A ticket can be defined as the right to enter an area or venue during a certain time span. Tickets come into existence when they are issued in by the primary issuer, referred to as the primary ticket market.g
Ticket markets — Primary & secondary
The issued right of entry has both utility value for the current owner(the value of using the ticket) as well as a resale value(value of the ticket when resold). If — for a certain ticket owner- the resale value exceeds the utility value (note, this varies per person widely) the ticket will be offered for sale on a the secondary ticket market.
Now that we have established that a ticket is effectively a right — an asset that non-physical in nature. In addition we know that this asset is assigned different values for different people. Before diving into the composition of our ticket asset, let’s briefly explore how static tickets deliver this ‘digital right’.
The QR code —The original paper wallet seed
A QR code is a data format that can easily be interpreted by computers. In most cases QR codes encode a unique & secret URL. Only devices with certain authentication can successfully visit the URL endpoint and mark a ticket as validated.
In a sense, traditional QR codes are naked private keys. As merely sharing a QR code publicly will expose its secret message. Allowing anybody that has ever had access to that QR to utilize it . Even if the user isn’t the ‘official’ owner of the ticket. A static QR code is, evidently, static and thus cannot track who is the current owner of the ticket (and if multiple people own the same copy). In a way, a static QR code is ‘too dumb’ to enforce anything beyond encoding a string.
A static QR code ticket can only be used once. After validated, all other owners of the same QR code will now own a worthless asset (that was previously valid).
If the aim is to tokenize a ticket with an NFT, we need to be sure that the QR code can only be used by the owner of the getNFT.
Storing a secret in a public ledger
Blockchains are public ledgers. So it is not smart to store a secret QR code in the metadata field of an NFT. In order to encapsulate the right of entry within an NFT we will need a form of encryption only allowing the owner of the NFT to generate the QR code at the right time.
The type of encryption we are looking for is asymmetric encryption. Luckily, this is one of the most used types of encryption. For example, the green SSL lock you see in top corner of your browser is the product of such asymmetric encryption verification(SSL). The browser page as served to you right now is decrypted by your browsers private key (read more about SSL here).
Asymmetric encryption for ticket QRs
Tickets are a right of entry at a certain time.
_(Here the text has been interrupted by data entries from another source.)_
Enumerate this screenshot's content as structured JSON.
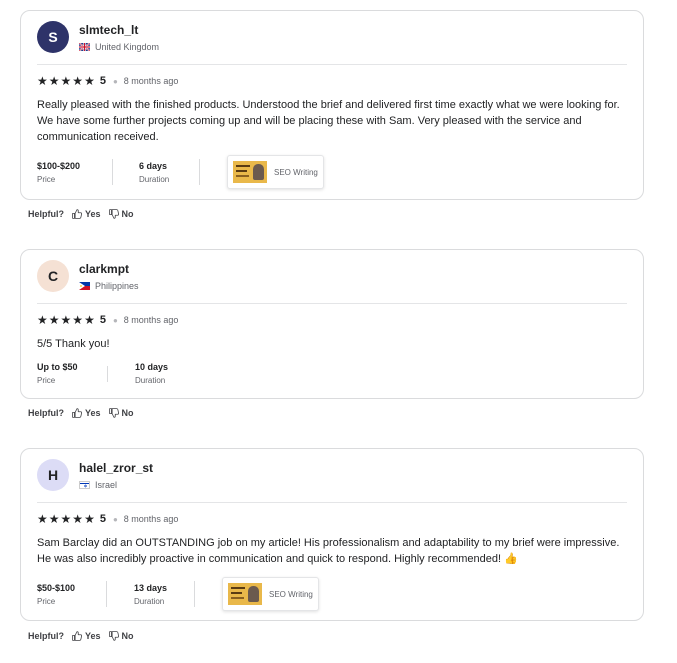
{
  "reviews": [
    {
      "avatar_letter": "S",
      "avatar_bg": "#2e3369",
      "avatar_fg": "#ffffff",
      "username": "slmtech_lt",
      "country": "United Kingdom",
      "flag": "uk-flag-icon",
      "rating": 5,
      "score": "5",
      "time": "8 months ago",
      "text": "Really pleased with the finished products. Understood the brief and delivered first time exactly what we were looking for. We have some further projects coming up and will be placing these with Sam. Very pleased with the service and communication received.",
      "price": "$100-$200",
      "price_label": "Price",
      "duration": "6 days",
      "duration_label": "Duration",
      "gig_label": "SEO Writing"
    },
    {
      "avatar_letter": "C",
      "avatar_bg": "#f5e1d4",
      "avatar_fg": "#222325",
      "username": "clarkmpt",
      "country": "Philippines",
      "flag": "philippines-flag-icon",
      "rating": 5,
      "score": "5",
      "time": "8 months ago",
      "text": "5/5 Thank you!",
      "price": "Up to $50",
      "price_label": "Price",
      "duration": "10 days",
      "duration_label": "Duration",
      "gig_label": ""
    },
    {
      "avatar_letter": "H",
      "avatar_bg": "#dcdcf6",
      "avatar_fg": "#222325",
      "username": "halel_zror_st",
      "country": "Israel",
      "flag": "israel-flag-icon",
      "rating": 5,
      "score": "5",
      "time": "8 months ago",
      "text": "Sam Barclay did an OUTSTANDING job on my article! His professionalism and adaptability to my brief were impressive. He was also incredibly proactive in communication and quick to respond. Highly recommended! 👍",
      "price": "$50-$100",
      "price_label": "Price",
      "duration": "13 days",
      "duration_label": "Duration",
      "gig_label": "SEO Writing"
    }
  ],
  "helpful": {
    "label": "Helpful?",
    "yes": "Yes",
    "no": "No"
  }
}
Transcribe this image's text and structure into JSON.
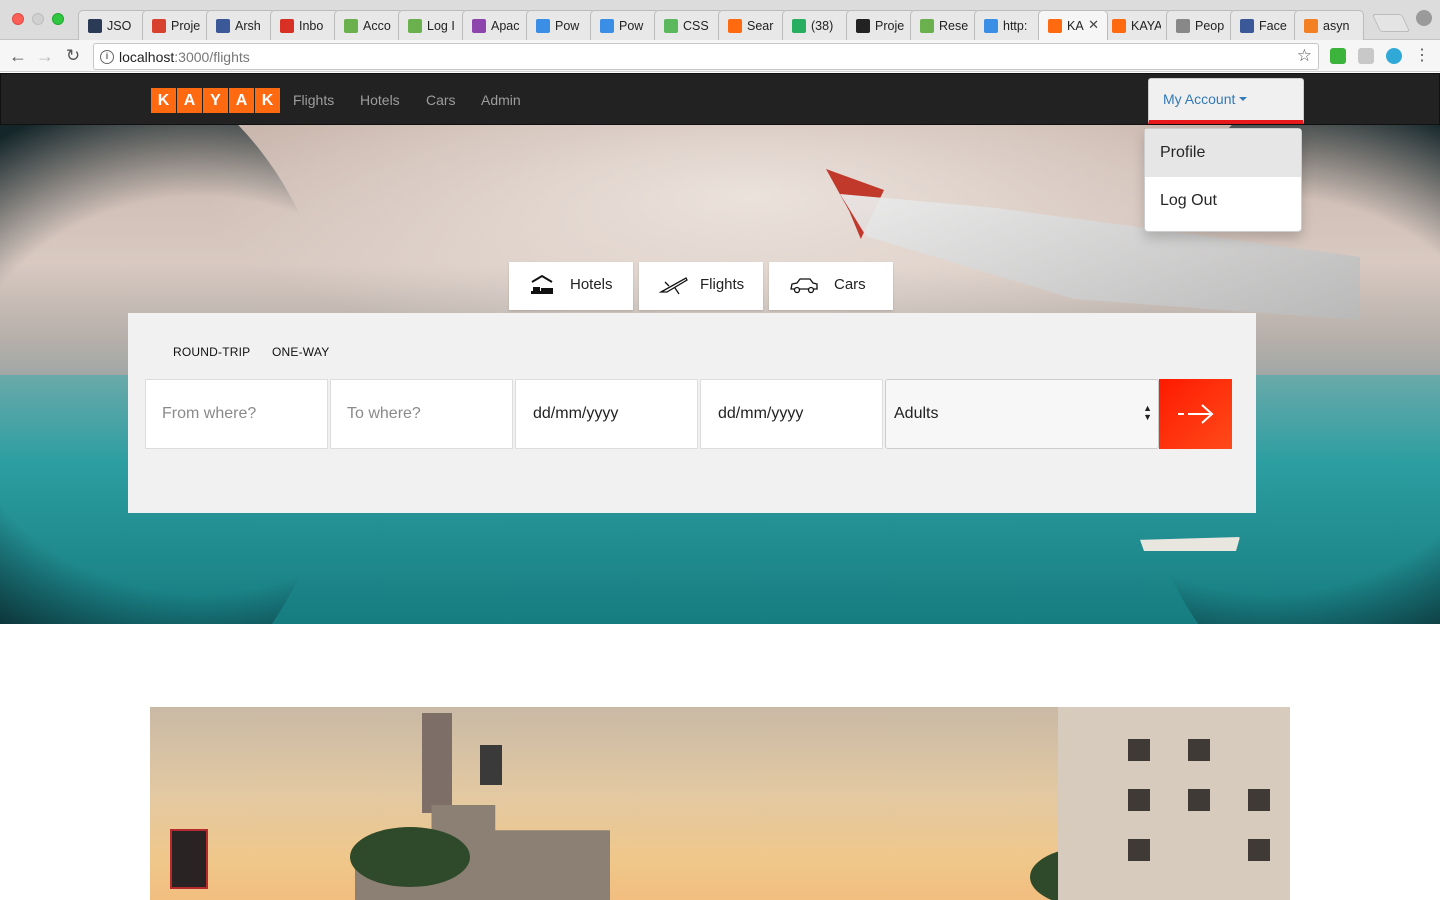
{
  "browser": {
    "tabs": [
      {
        "label": "JSO",
        "favicon": "json-icon",
        "color": "#2b3a55"
      },
      {
        "label": "Proje",
        "favicon": "lifebuoy-icon",
        "color": "#d9412f"
      },
      {
        "label": "Arsh",
        "favicon": "facebook-icon",
        "color": "#3b5998"
      },
      {
        "label": "Inbo",
        "favicon": "gmail-icon",
        "color": "#d93025"
      },
      {
        "label": "Acco",
        "favicon": "recycle-icon",
        "color": "#6ab04c"
      },
      {
        "label": "Log I",
        "favicon": "recycle-icon",
        "color": "#6ab04c"
      },
      {
        "label": "Apac",
        "favicon": "feather-icon",
        "color": "#8e44ad"
      },
      {
        "label": "Pow",
        "favicon": "p-icon",
        "color": "#3a8ee6"
      },
      {
        "label": "Pow",
        "favicon": "p-icon",
        "color": "#3a8ee6"
      },
      {
        "label": "CSS",
        "favicon": "css-icon",
        "color": "#5cb85c"
      },
      {
        "label": "Sear",
        "favicon": "kayak-icon",
        "color": "#ff690f"
      },
      {
        "label": "(38)",
        "favicon": "counter-icon",
        "color": "#27ae60"
      },
      {
        "label": "Proje",
        "favicon": "github-icon",
        "color": "#222222"
      },
      {
        "label": "Rese",
        "favicon": "recycle-icon",
        "color": "#6ab04c"
      },
      {
        "label": "http:",
        "favicon": "p-icon",
        "color": "#3a8ee6"
      },
      {
        "label": "KA",
        "favicon": "kayak-icon",
        "color": "#ff690f",
        "active": true
      },
      {
        "label": "KAYA",
        "favicon": "kayak-icon",
        "color": "#ff690f"
      },
      {
        "label": "Peop",
        "favicon": "document-icon",
        "color": "#888888"
      },
      {
        "label": "Face",
        "favicon": "facebook-icon",
        "color": "#3b5998"
      },
      {
        "label": "asyn",
        "favicon": "stackoverflow-icon",
        "color": "#f48024"
      }
    ],
    "url_host": "localhost",
    "url_path": ":3000/flights"
  },
  "navbar": {
    "logo_letters": [
      "K",
      "A",
      "Y",
      "A",
      "K"
    ],
    "links": [
      "Flights",
      "Hotels",
      "Cars",
      "Admin"
    ],
    "account_label": "My Account"
  },
  "dropdown": {
    "items": [
      "Profile",
      "Log Out"
    ]
  },
  "search": {
    "type_tabs": [
      {
        "label": "Hotels",
        "icon": "hotel-bed-icon"
      },
      {
        "label": "Flights",
        "icon": "airplane-icon"
      },
      {
        "label": "Cars",
        "icon": "car-icon"
      }
    ],
    "trip_options": [
      "ROUND-TRIP",
      "ONE-WAY"
    ],
    "from_placeholder": "From where?",
    "to_placeholder": "To where?",
    "depart_value": "dd/mm/yyyy",
    "return_value": "dd/mm/yyyy",
    "travelers_value": "Adults",
    "submit_icon": "arrow-right-icon"
  },
  "colors": {
    "brand": "#ff690f",
    "accent": "#e8191a",
    "link": "#337ab7"
  }
}
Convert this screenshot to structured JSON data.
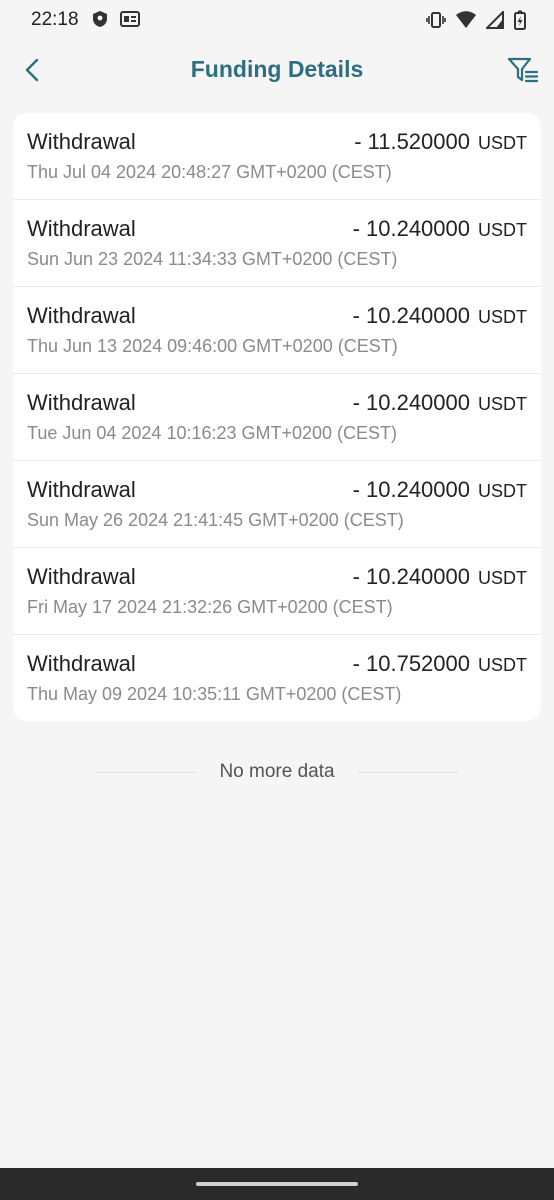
{
  "status_bar": {
    "time": "22:18",
    "left_icons": [
      "shield-icon",
      "g-badge-icon"
    ],
    "right_icons": [
      "vibrate-icon",
      "wifi-icon",
      "signal-icon",
      "battery-charging-icon"
    ]
  },
  "header": {
    "title": "Funding Details",
    "back_icon": "chevron-left-icon",
    "filter_icon": "filter-list-icon"
  },
  "transactions": [
    {
      "type": "Withdrawal",
      "amount": "- 11.520000",
      "currency": "USDT",
      "date": "Thu Jul 04 2024 20:48:27 GMT+0200 (CEST)"
    },
    {
      "type": "Withdrawal",
      "amount": "- 10.240000",
      "currency": "USDT",
      "date": "Sun Jun 23 2024 11:34:33 GMT+0200 (CEST)"
    },
    {
      "type": "Withdrawal",
      "amount": "- 10.240000",
      "currency": "USDT",
      "date": "Thu Jun 13 2024 09:46:00 GMT+0200 (CEST)"
    },
    {
      "type": "Withdrawal",
      "amount": "- 10.240000",
      "currency": "USDT",
      "date": "Tue Jun 04 2024 10:16:23 GMT+0200 (CEST)"
    },
    {
      "type": "Withdrawal",
      "amount": "- 10.240000",
      "currency": "USDT",
      "date": "Sun May 26 2024 21:41:45 GMT+0200 (CEST)"
    },
    {
      "type": "Withdrawal",
      "amount": "- 10.240000",
      "currency": "USDT",
      "date": "Fri May 17 2024 21:32:26 GMT+0200 (CEST)"
    },
    {
      "type": "Withdrawal",
      "amount": "- 10.752000",
      "currency": "USDT",
      "date": "Thu May 09 2024 10:35:11 GMT+0200 (CEST)"
    }
  ],
  "end_of_list": "No more data",
  "colors": {
    "accent": "#2d6e80",
    "background": "#f5f5f5",
    "card": "#ffffff",
    "secondary_text": "#8a8a8a"
  }
}
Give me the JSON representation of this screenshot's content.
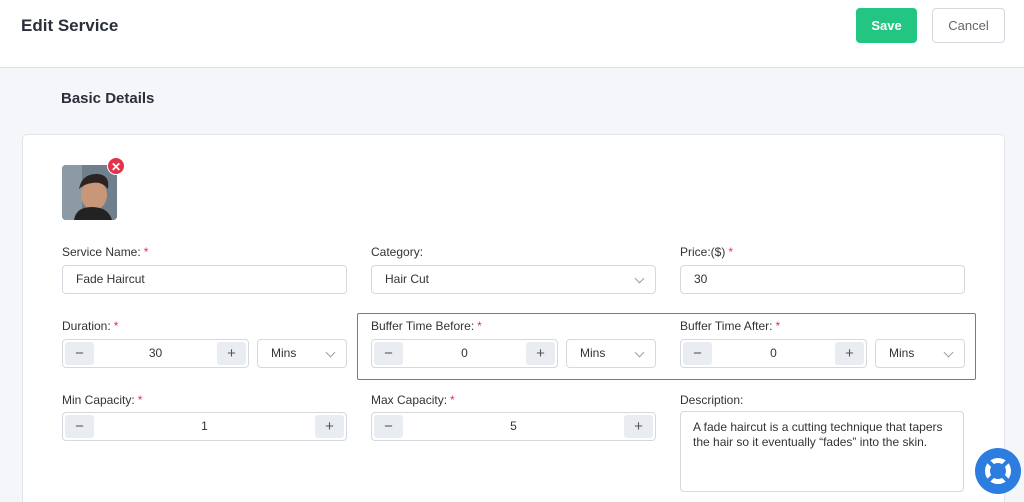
{
  "header": {
    "title": "Edit Service",
    "save_label": "Save",
    "cancel_label": "Cancel"
  },
  "section": {
    "title": "Basic Details"
  },
  "image": {
    "remove_symbol": "✕"
  },
  "fields": {
    "service_name": {
      "label": "Service Name:",
      "required": "*",
      "value": "Fade Haircut"
    },
    "category": {
      "label": "Category:",
      "value": "Hair Cut"
    },
    "price": {
      "label": "Price:($)",
      "required": "*",
      "value": "30"
    },
    "duration": {
      "label": "Duration:",
      "required": "*",
      "value": "30",
      "unit": "Mins"
    },
    "buffer_before": {
      "label": "Buffer Time Before:",
      "required": "*",
      "value": "0",
      "unit": "Mins"
    },
    "buffer_after": {
      "label": "Buffer Time After:",
      "required": "*",
      "value": "0",
      "unit": "Mins"
    },
    "min_capacity": {
      "label": "Min Capacity:",
      "required": "*",
      "value": "1"
    },
    "max_capacity": {
      "label": "Max Capacity:",
      "required": "*",
      "value": "5"
    },
    "description": {
      "label": "Description:",
      "value": "A fade haircut is a cutting technique that tapers the hair so it eventually “fades” into the skin."
    }
  },
  "stepper": {
    "minus": "−",
    "plus": "+"
  },
  "colors": {
    "accent": "#22c582",
    "required": "#e2334a",
    "highlight": "#d9534f",
    "help": "#2d7de0"
  },
  "icons": {
    "help": "lifebuoy-icon",
    "remove": "close-icon",
    "dropdown": "chevron-down-icon"
  }
}
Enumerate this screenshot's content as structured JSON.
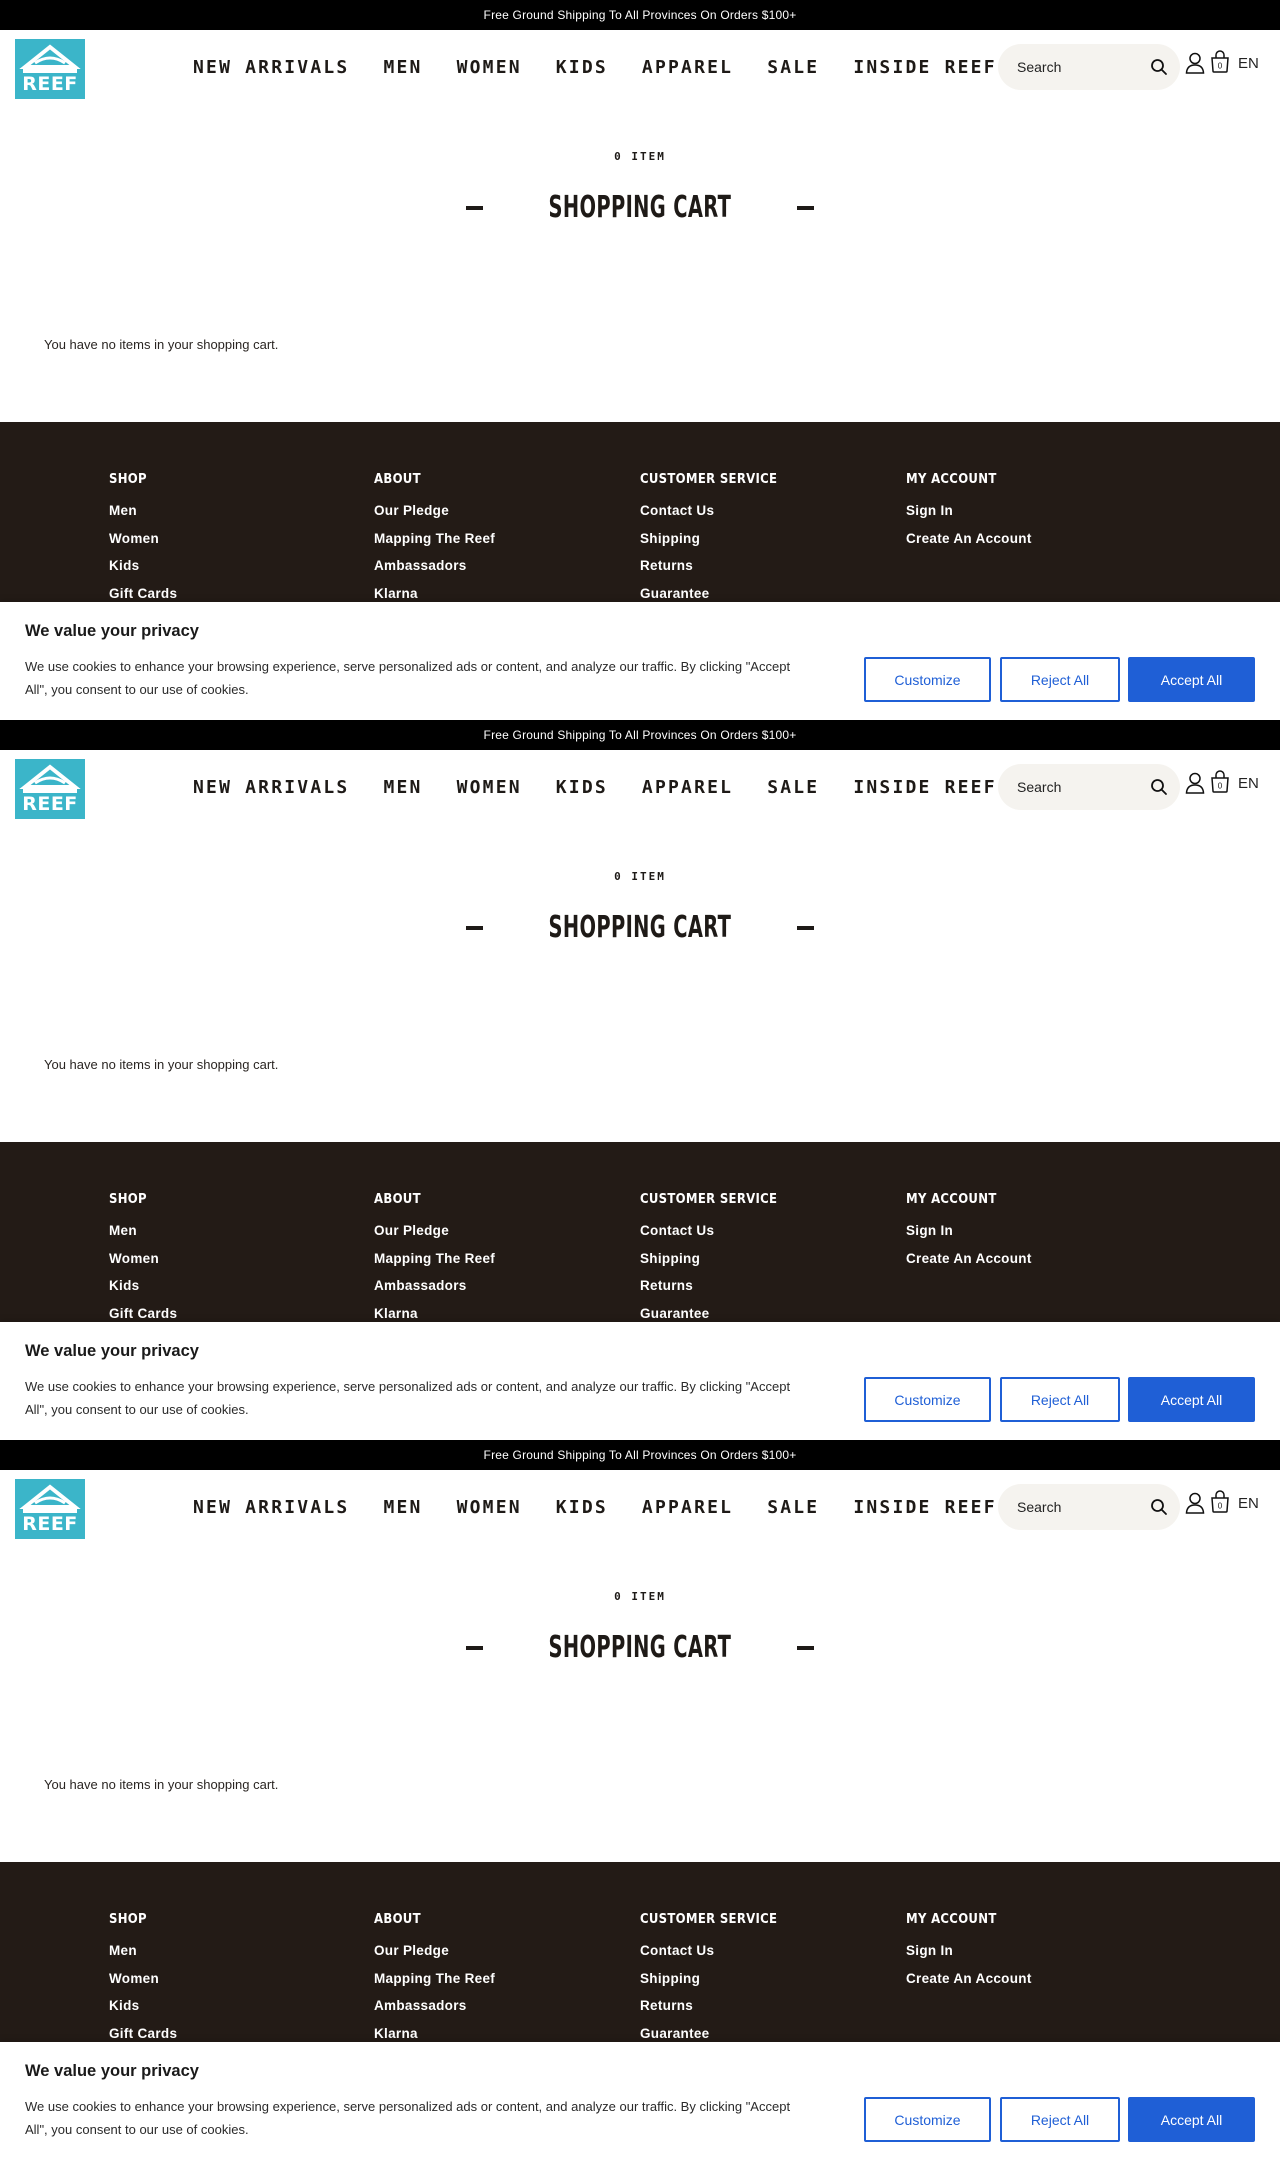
{
  "promo": {
    "text": "Free Ground Shipping To All Provinces On Orders $100+"
  },
  "header": {
    "logo_text": "REEF",
    "nav": [
      "NEW ARRIVALS",
      "MEN",
      "WOMEN",
      "KIDS",
      "APPAREL",
      "SALE",
      "INSIDE REEF"
    ],
    "search_placeholder": "Search",
    "cart_count": "0",
    "language": "EN"
  },
  "cart": {
    "item_count": "0 ITEM",
    "title": "SHOPPING CART",
    "empty_message": "You have no items in your shopping cart."
  },
  "footer": {
    "columns": [
      {
        "heading": "SHOP",
        "links": [
          "Men",
          "Women",
          "Kids",
          "Gift Cards"
        ]
      },
      {
        "heading": "ABOUT",
        "links": [
          "Our Pledge",
          "Mapping The Reef",
          "Ambassadors",
          "Klarna"
        ]
      },
      {
        "heading": "CUSTOMER SERVICE",
        "links": [
          "Contact Us",
          "Shipping",
          "Returns",
          "Guarantee"
        ]
      },
      {
        "heading": "MY ACCOUNT",
        "links": [
          "Sign In",
          "Create An Account"
        ]
      }
    ]
  },
  "cookie_banner": {
    "title": "We value your privacy",
    "text": "We use cookies to enhance your browsing experience, serve personalized ads or content, and analyze our traffic. By clicking \"Accept All\", you consent to our use of cookies.",
    "customize": "Customize",
    "reject": "Reject All",
    "accept": "Accept All"
  },
  "colors": {
    "accent": "#1f5fd6",
    "footer_bg": "#231b16",
    "logo_bg": "#3bb5c9"
  }
}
In order to ensure the getNFT retains its value when it is traded from wallet to wallet, it should only be possible to generate the QR after a certain time-lock (after which transferring the NFT should become disabled). Luckily this is the exact type of logic smart contracts are perfect for.
Ingredients for a getNFT to generate a QR code:
- A getNFT minted by a official GET Protocol NFT Factory Smart Contract
- The unique ticket identifier stored in the NFT at issuance(mapping to the ticket).
- The address of the owner of the getNFT at the time of the tickets activation
There are various ways the delivery of an getNFT could be approached. Encrypted QR codes could be published publicly or pushed directly to the smart phones of the NFT owning wallets.
TLDR benefits getNFT tickes
- NFTs enable true ownership of the digital asset that is the ticket.
- NFTs are transferable, making tickets truly safely transferable and shareable.
- NFTs can store metadata, effectively capturing resale-rules.
If you are more of a visual person, the diagrams below could be of some help!
How a getNFT becomes a QR code
Smart getNFT ticket
Traditional Ticket Static (PDF, screenshot)
Summary benefits of getNFT
getNFTs are indivisible, meaning that an getNFT can only be held owner by 1 address at the same time. This ensures that whomever owns a certain NFT will be the only one to decrypt the QR code.
By encrypting the QR code seed with the public key of the owner of the NFT at activation, the GET Protocol ensures that only 1 wallet will be able to generate the QR code.
In other words getNFTs allow a ticket to become personalized, without the owner having to show their ID card to a bouncer.